TO DO:
Below are some records. Print all of them exactly as they appear.

DATA SHOWN:
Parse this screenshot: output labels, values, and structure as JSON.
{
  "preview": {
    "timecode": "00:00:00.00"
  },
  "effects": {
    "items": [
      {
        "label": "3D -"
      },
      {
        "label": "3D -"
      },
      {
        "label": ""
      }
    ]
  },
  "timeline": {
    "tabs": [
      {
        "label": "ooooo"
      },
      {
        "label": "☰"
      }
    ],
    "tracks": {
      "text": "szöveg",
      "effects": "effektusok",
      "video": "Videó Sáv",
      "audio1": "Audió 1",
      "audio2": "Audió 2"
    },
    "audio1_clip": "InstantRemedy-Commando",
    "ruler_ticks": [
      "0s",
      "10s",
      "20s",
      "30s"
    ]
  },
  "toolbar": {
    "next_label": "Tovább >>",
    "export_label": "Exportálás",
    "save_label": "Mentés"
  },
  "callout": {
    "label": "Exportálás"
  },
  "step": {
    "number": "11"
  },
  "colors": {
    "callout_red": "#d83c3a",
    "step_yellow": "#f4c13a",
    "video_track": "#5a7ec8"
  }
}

SOLVED EXERCISE:
Parse this screenshot: output labels, values, and structure as JSON.
{
  "preview": {
    "timecode": "00:00:00.00"
  },
  "effects": {
    "items": [
      {
        "label": "3D -"
      },
      {
        "label": "3D -"
      },
      {
        "label": ""
      }
    ]
  },
  "timeline": {
    "tabs": [
      {
        "label": "ooooo"
      },
      {
        "label": "☰"
      }
    ],
    "tracks": {
      "text": "szöveg",
      "effects": "effektusok",
      "video": "Videó Sáv",
      "audio1": "Audió 1",
      "audio2": "Audió 2"
    },
    "audio1_clip": "InstantRemedy-Commando",
    "ruler_ticks": [
      "0s",
      "10s",
      "20s",
      "30s"
    ]
  },
  "toolbar": {
    "next_label": "Tovább >>",
    "export_label": "Exportálás",
    "save_label": "Mentés"
  },
  "callout": {
    "label": "Exportálás"
  },
  "step": {
    "number": "11"
  },
  "colors": {
    "callout_red": "#d83c3a",
    "step_yellow": "#f4c13a",
    "video_track": "#5a7ec8"
  }
}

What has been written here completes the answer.